Stored items
[Start of section]

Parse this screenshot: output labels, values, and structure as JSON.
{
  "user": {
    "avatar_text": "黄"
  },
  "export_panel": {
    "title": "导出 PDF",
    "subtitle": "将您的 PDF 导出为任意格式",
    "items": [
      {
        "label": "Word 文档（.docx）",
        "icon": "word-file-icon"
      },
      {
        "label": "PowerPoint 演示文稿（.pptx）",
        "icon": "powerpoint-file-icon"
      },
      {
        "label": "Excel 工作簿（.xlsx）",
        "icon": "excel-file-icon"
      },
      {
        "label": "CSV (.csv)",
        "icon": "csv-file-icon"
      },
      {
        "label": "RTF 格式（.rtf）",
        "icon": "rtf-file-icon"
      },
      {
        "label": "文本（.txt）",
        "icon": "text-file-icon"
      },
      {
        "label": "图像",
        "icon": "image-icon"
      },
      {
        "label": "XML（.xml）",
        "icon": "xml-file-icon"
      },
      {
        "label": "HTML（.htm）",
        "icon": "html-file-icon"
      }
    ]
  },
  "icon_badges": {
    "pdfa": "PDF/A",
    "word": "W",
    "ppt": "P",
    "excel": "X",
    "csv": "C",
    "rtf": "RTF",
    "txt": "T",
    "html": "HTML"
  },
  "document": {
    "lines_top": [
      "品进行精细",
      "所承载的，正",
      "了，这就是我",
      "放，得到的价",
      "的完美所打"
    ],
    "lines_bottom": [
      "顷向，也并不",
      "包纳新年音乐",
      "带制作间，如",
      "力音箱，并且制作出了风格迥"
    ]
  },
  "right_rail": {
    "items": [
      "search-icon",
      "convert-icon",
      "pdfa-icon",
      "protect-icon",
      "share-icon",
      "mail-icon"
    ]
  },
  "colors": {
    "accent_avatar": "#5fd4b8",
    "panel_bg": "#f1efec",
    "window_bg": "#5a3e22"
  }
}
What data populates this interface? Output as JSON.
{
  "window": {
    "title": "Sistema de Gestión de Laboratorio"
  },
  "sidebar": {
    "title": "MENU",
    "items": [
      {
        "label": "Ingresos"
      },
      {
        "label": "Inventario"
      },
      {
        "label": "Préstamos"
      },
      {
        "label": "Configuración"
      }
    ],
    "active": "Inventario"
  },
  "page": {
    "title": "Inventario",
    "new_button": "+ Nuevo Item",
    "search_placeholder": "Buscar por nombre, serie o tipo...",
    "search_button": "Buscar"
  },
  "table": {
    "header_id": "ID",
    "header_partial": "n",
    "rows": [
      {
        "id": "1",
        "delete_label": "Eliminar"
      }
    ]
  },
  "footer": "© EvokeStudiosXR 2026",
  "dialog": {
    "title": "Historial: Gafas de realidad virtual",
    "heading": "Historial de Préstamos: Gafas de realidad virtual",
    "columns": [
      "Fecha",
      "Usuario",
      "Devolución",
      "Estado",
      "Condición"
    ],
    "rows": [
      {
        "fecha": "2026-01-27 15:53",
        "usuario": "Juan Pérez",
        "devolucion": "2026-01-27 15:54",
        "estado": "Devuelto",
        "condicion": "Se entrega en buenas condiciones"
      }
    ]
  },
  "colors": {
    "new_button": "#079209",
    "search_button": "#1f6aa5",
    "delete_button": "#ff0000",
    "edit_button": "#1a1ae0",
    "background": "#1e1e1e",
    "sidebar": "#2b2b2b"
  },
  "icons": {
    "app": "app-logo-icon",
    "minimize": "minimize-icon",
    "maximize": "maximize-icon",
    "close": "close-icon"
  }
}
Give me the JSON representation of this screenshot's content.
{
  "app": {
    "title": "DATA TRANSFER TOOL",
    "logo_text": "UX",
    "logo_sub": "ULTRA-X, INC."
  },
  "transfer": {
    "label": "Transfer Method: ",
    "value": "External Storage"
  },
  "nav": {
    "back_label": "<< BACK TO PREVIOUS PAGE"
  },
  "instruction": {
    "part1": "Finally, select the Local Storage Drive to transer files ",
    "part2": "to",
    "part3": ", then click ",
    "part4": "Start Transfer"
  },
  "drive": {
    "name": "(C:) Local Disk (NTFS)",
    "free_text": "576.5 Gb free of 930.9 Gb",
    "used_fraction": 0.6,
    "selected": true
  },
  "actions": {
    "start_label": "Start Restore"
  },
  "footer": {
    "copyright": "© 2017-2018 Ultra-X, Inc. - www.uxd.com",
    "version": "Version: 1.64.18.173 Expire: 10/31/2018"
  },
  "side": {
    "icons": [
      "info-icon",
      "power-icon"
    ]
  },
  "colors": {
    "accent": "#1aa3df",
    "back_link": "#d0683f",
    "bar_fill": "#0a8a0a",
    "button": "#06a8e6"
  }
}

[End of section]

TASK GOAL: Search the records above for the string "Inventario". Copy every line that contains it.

RESPONSE FOR THIS EXERCISE:
        "label": "Inventario"
    "active": "Inventario"
    "title": "Inventario",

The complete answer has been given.